## Material for this exercise
-*-

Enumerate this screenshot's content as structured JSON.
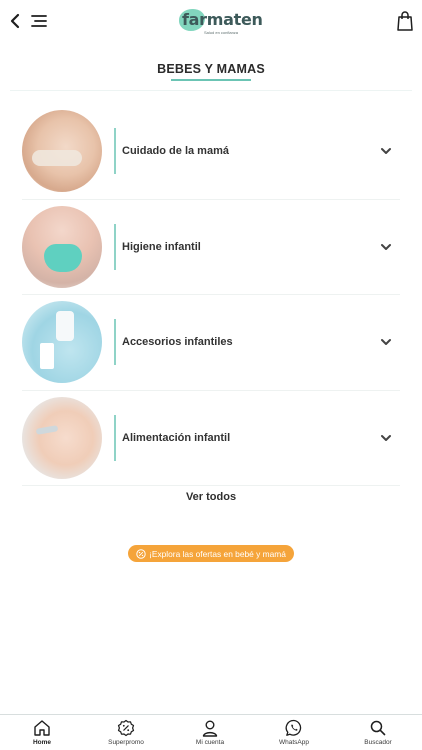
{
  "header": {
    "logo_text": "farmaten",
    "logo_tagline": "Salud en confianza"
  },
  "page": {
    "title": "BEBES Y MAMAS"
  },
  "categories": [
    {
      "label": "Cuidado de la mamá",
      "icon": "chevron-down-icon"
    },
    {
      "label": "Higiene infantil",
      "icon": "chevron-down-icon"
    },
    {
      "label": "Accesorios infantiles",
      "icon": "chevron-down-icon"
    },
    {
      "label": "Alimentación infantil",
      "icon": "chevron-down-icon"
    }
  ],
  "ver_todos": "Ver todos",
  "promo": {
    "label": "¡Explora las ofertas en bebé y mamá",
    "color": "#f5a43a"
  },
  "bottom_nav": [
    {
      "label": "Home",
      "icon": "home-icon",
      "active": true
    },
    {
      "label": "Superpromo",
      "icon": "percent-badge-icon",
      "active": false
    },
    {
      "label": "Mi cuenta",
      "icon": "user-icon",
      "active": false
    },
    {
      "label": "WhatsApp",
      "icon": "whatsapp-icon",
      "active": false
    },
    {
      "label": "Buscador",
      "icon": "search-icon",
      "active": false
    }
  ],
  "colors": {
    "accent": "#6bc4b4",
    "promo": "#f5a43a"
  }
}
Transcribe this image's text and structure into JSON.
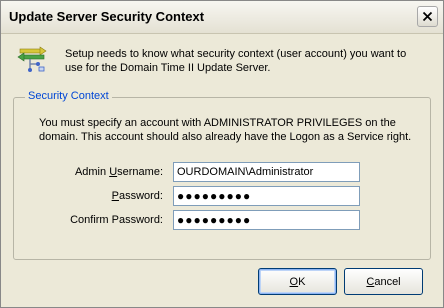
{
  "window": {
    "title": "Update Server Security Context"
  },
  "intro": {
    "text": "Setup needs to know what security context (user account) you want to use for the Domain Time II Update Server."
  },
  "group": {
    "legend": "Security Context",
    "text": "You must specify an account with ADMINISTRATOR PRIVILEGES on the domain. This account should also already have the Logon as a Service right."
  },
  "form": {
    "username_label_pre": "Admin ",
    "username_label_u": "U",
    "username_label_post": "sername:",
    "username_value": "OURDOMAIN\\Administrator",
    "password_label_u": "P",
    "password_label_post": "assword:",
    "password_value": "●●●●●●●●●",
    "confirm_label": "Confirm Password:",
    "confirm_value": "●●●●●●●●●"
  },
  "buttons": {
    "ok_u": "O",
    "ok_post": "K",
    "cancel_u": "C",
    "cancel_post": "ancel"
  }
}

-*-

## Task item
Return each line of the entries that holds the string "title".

## Output
    "title": "BEBES Y MAMAS"
    "title": "Update Server Security Context"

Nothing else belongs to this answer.